*What is being asked*. Repeat the data exactly, please; no pictures belong in the copy.
[Data provided — start]
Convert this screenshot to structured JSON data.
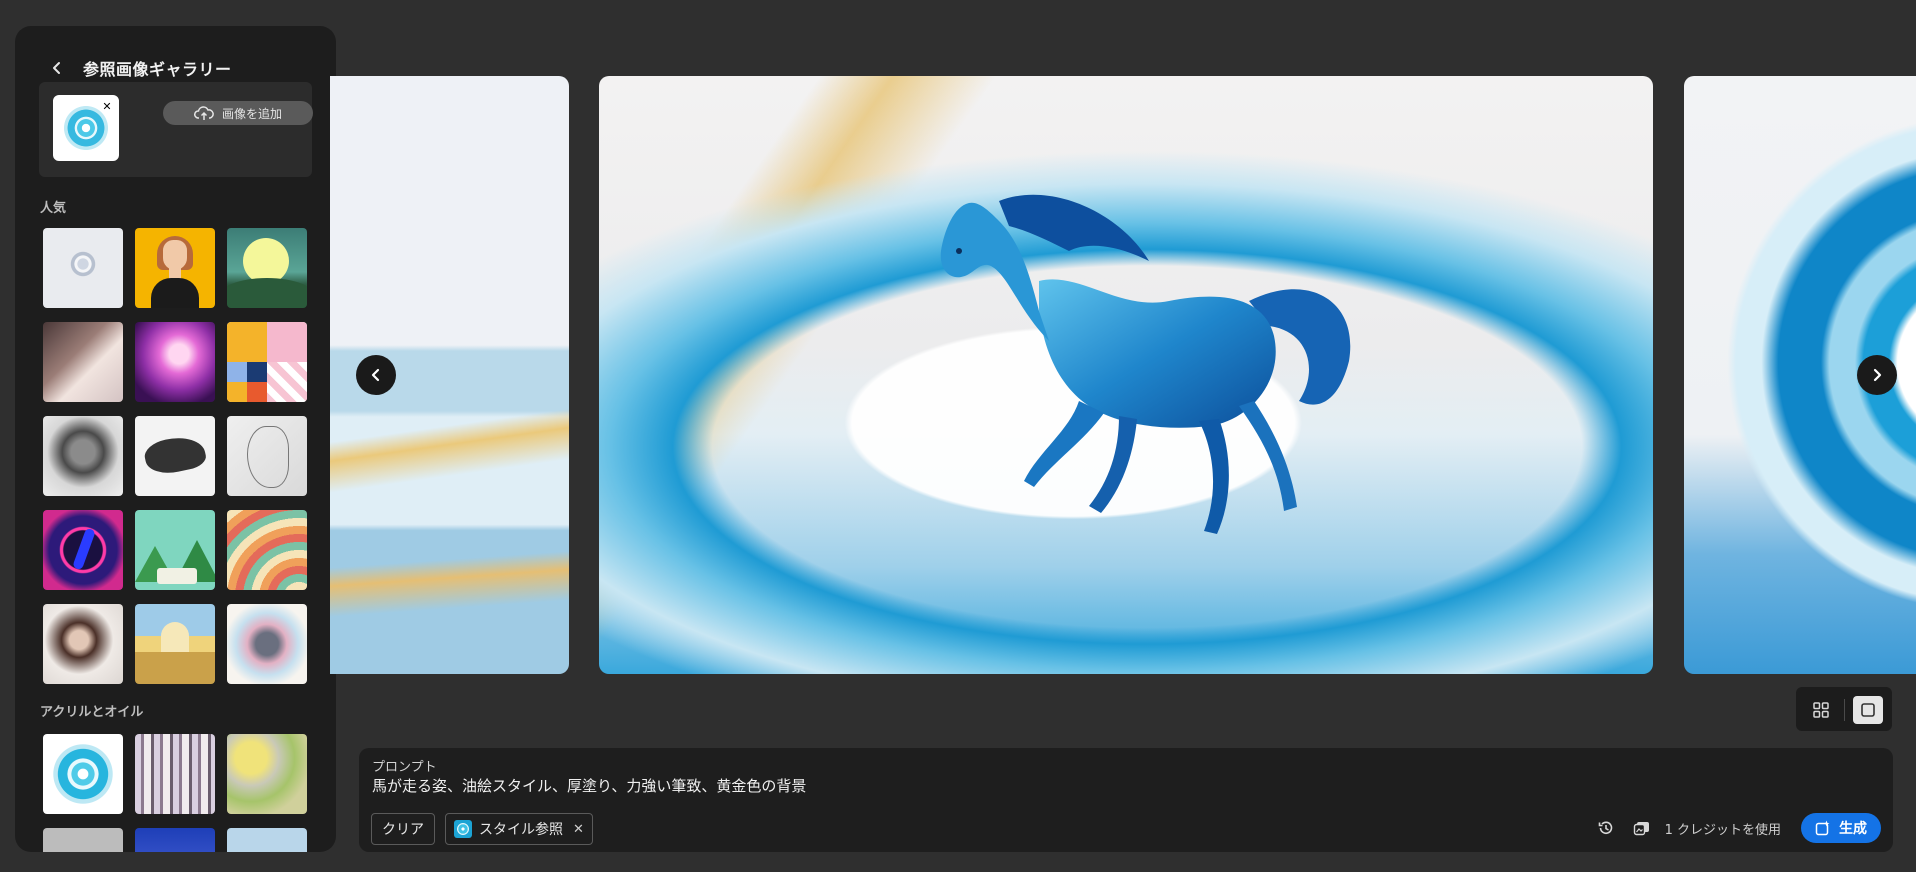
{
  "panel": {
    "title": "参照画像ギャラリー",
    "add_image_label": "画像を追加",
    "sections": [
      {
        "label": "人気"
      },
      {
        "label": "アクリルとオイル"
      }
    ]
  },
  "prompt": {
    "label": "プロンプト",
    "text": "馬が走る姿、油絵スタイル、厚塗り、力強い筆致、黄金色の背景",
    "clear_label": "クリア",
    "style_chip_label": "スタイル参照",
    "credit_text": "1 クレジットを使用",
    "generate_label": "生成"
  },
  "colors": {
    "accent": "#1473e6",
    "panel_bg": "#1d1d1d",
    "page_bg": "#2f2f2f"
  },
  "icons": {
    "back": "chevron-left-icon",
    "upload": "cloud-upload-icon",
    "remove": "close-icon",
    "prev": "chevron-left-icon",
    "next": "chevron-right-icon",
    "grid_view": "grid-icon",
    "single_view": "square-icon",
    "history": "history-icon",
    "settings": "image-settings-icon",
    "generate": "sparkle-generate-icon"
  }
}
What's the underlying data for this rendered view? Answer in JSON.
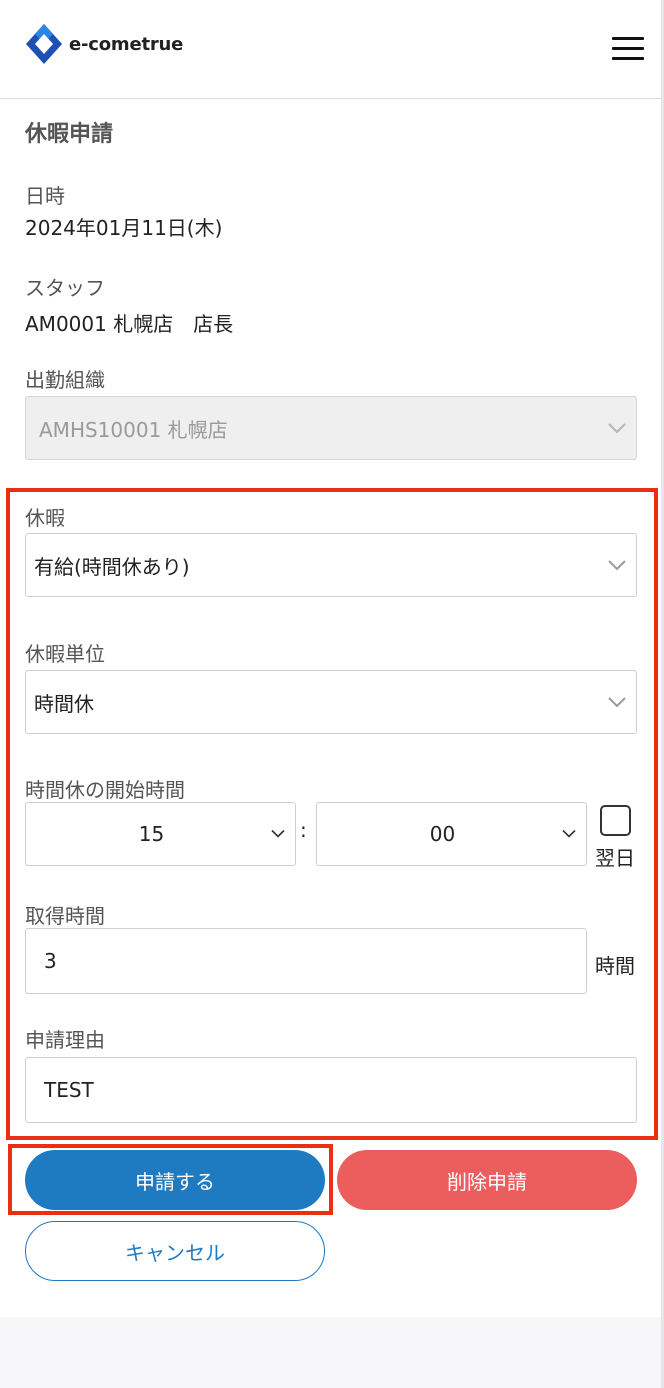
{
  "header": {
    "logo_text": "e-cometrue",
    "menu_icon": "hamburger-menu-icon",
    "logo_colors": [
      "#1e4fb4",
      "#2b8ae6"
    ]
  },
  "page": {
    "title": "休暇申請"
  },
  "info": {
    "datetime_label": "日時",
    "datetime_value": "2024年01月11日(木)",
    "staff_label": "スタッフ",
    "staff_value": "AM0001 札幌店　店長",
    "org_label": "出勤組織",
    "org_value": "AMHS10001 札幌店"
  },
  "form": {
    "leave_label": "休暇",
    "leave_value": "有給(時間休あり)",
    "unit_label": "休暇単位",
    "unit_value": "時間休",
    "start_label": "時間休の開始時間",
    "start_hour": "15",
    "start_minute": "00",
    "time_separator": ":",
    "next_day_label": "翌日",
    "next_day_checked": false,
    "hours_label": "取得時間",
    "hours_value": "3",
    "hours_unit": "時間",
    "reason_label": "申請理由",
    "reason_value": "TEST"
  },
  "actions": {
    "submit_label": "申請する",
    "delete_label": "削除申請",
    "cancel_label": "キャンセル"
  },
  "colors": {
    "primary": "#1e7bc2",
    "danger": "#ec5d5d",
    "highlight": "#ec2f12"
  }
}
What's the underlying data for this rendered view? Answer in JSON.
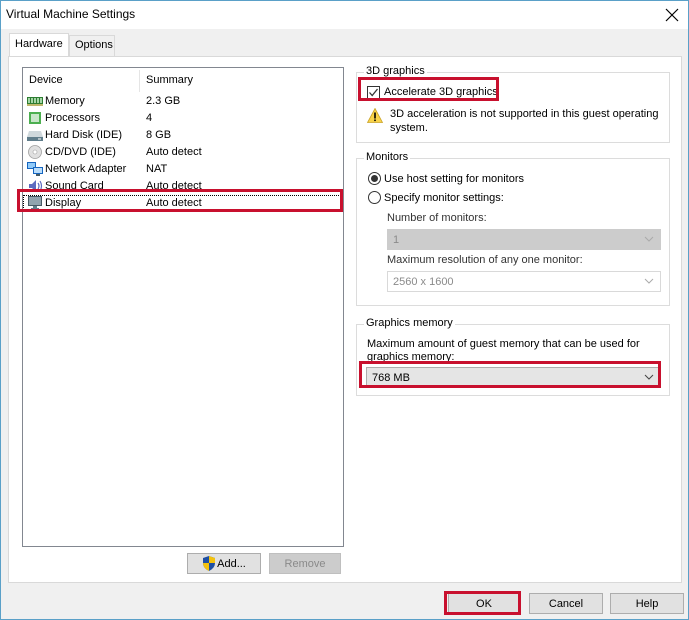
{
  "window": {
    "title": "Virtual Machine Settings",
    "close_icon": "close-icon"
  },
  "tabs": [
    {
      "label": "Hardware",
      "active": true
    },
    {
      "label": "Options",
      "active": false
    }
  ],
  "device_list": {
    "columns": [
      "Device",
      "Summary"
    ],
    "rows": [
      {
        "device": "Memory",
        "summary": "2.3 GB",
        "icon": "memory-icon"
      },
      {
        "device": "Processors",
        "summary": "4",
        "icon": "processor-icon"
      },
      {
        "device": "Hard Disk (IDE)",
        "summary": "8 GB",
        "icon": "hard-disk-icon"
      },
      {
        "device": "CD/DVD (IDE)",
        "summary": "Auto detect",
        "icon": "cd-dvd-icon"
      },
      {
        "device": "Network Adapter",
        "summary": "NAT",
        "icon": "network-adapter-icon"
      },
      {
        "device": "Sound Card",
        "summary": "Auto detect",
        "icon": "sound-card-icon"
      },
      {
        "device": "Display",
        "summary": "Auto detect",
        "icon": "display-icon",
        "selected": true
      }
    ],
    "add_label": "Add...",
    "remove_label": "Remove"
  },
  "graphics_3d": {
    "group_label": "3D graphics",
    "accelerate_label": "Accelerate 3D graphics",
    "accelerate_checked": true,
    "warning_text_line1": "3D acceleration is not supported in this guest operating",
    "warning_text_line2": "system."
  },
  "monitors": {
    "group_label": "Monitors",
    "use_host_label": "Use host setting for monitors",
    "use_host_selected": true,
    "specify_label": "Specify monitor settings:",
    "specify_selected": false,
    "number_label": "Number of monitors:",
    "number_value": "1",
    "max_res_label": "Maximum resolution of any one monitor:",
    "max_res_value": "2560 x 1600"
  },
  "graphics_memory": {
    "group_label": "Graphics memory",
    "description_line1": "Maximum amount of guest memory that can be used for",
    "description_line2": "graphics memory:",
    "value": "768 MB"
  },
  "footer": {
    "ok_label": "OK",
    "cancel_label": "Cancel",
    "help_label": "Help"
  },
  "colors": {
    "highlight": "#c8102e",
    "window_border": "#5aa0c8"
  }
}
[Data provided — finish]
*Exercise result*.
Convert this screenshot to structured JSON data.
{
  "panel": {
    "title": "参照画像ギャラリー",
    "add_image_label": "画像を追加",
    "sections": [
      {
        "label": "人気"
      },
      {
        "label": "アクリルとオイル"
      }
    ]
  },
  "prompt": {
    "label": "プロンプト",
    "text": "馬が走る姿、油絵スタイル、厚塗り、力強い筆致、黄金色の背景",
    "clear_label": "クリア",
    "style_chip_label": "スタイル参照",
    "credit_text": "1 クレジットを使用",
    "generate_label": "生成"
  },
  "colors": {
    "accent": "#1473e6",
    "panel_bg": "#1d1d1d",
    "page_bg": "#2f2f2f"
  },
  "icons": {
    "back": "chevron-left-icon",
    "upload": "cloud-upload-icon",
    "remove": "close-icon",
    "prev": "chevron-left-icon",
    "next": "chevron-right-icon",
    "grid_view": "grid-icon",
    "single_view": "square-icon",
    "history": "history-icon",
    "settings": "image-settings-icon",
    "generate": "sparkle-generate-icon"
  }
}
What's the underlying data for this rendered view? Answer in JSON.
{
  "header": {
    "logo_text": "e-cometrue",
    "menu_icon": "hamburger-menu-icon",
    "logo_colors": [
      "#1e4fb4",
      "#2b8ae6"
    ]
  },
  "page": {
    "title": "休暇申請"
  },
  "info": {
    "datetime_label": "日時",
    "datetime_value": "2024年01月11日(木)",
    "staff_label": "スタッフ",
    "staff_value": "AM0001 札幌店　店長",
    "org_label": "出勤組織",
    "org_value": "AMHS10001 札幌店"
  },
  "form": {
    "leave_label": "休暇",
    "leave_value": "有給(時間休あり)",
    "unit_label": "休暇単位",
    "unit_value": "時間休",
    "start_label": "時間休の開始時間",
    "start_hour": "15",
    "start_minute": "00",
    "time_separator": ":",
    "next_day_label": "翌日",
    "next_day_checked": false,
    "hours_label": "取得時間",
    "hours_value": "3",
    "hours_unit": "時間",
    "reason_label": "申請理由",
    "reason_value": "TEST"
  },
  "actions": {
    "submit_label": "申請する",
    "delete_label": "削除申請",
    "cancel_label": "キャンセル"
  },
  "colors": {
    "primary": "#1e7bc2",
    "danger": "#ec5d5d",
    "highlight": "#ec2f12"
  }
}
What's the underlying data for this rendered view? Answer in JSON.
{
  "window": {
    "title": "Virtual Machine Settings",
    "close_icon": "close-icon"
  },
  "tabs": [
    {
      "label": "Hardware",
      "active": true
    },
    {
      "label": "Options",
      "active": false
    }
  ],
  "device_list": {
    "columns": [
      "Device",
      "Summary"
    ],
    "rows": [
      {
        "device": "Memory",
        "summary": "2.3 GB",
        "icon": "memory-icon"
      },
      {
        "device": "Processors",
        "summary": "4",
        "icon": "processor-icon"
      },
      {
        "device": "Hard Disk (IDE)",
        "summary": "8 GB",
        "icon": "hard-disk-icon"
      },
      {
        "device": "CD/DVD (IDE)",
        "summary": "Auto detect",
        "icon": "cd-dvd-icon"
      },
      {
        "device": "Network Adapter",
        "summary": "NAT",
        "icon": "network-adapter-icon"
      },
      {
        "device": "Sound Card",
        "summary": "Auto detect",
        "icon": "sound-card-icon"
      },
      {
        "device": "Display",
        "summary": "Auto detect",
        "icon": "display-icon",
        "selected": true
      }
    ],
    "add_label": "Add...",
    "remove_label": "Remove"
  },
  "graphics_3d": {
    "group_label": "3D graphics",
    "accelerate_label": "Accelerate 3D graphics",
    "accelerate_checked": true,
    "warning_text_line1": "3D acceleration is not supported in this guest operating",
    "warning_text_line2": "system."
  },
  "monitors": {
    "group_label": "Monitors",
    "use_host_label": "Use host setting for monitors",
    "use_host_selected": true,
    "specify_label": "Specify monitor settings:",
    "specify_selected": false,
    "number_label": "Number of monitors:",
    "number_value": "1",
    "max_res_label": "Maximum resolution of any one monitor:",
    "max_res_value": "2560 x 1600"
  },
  "graphics_memory": {
    "group_label": "Graphics memory",
    "description_line1": "Maximum amount of guest memory that can be used for",
    "description_line2": "graphics memory:",
    "value": "768 MB"
  },
  "footer": {
    "ok_label": "OK",
    "cancel_label": "Cancel",
    "help_label": "Help"
  },
  "colors": {
    "highlight": "#c8102e",
    "window_border": "#5aa0c8"
  }
}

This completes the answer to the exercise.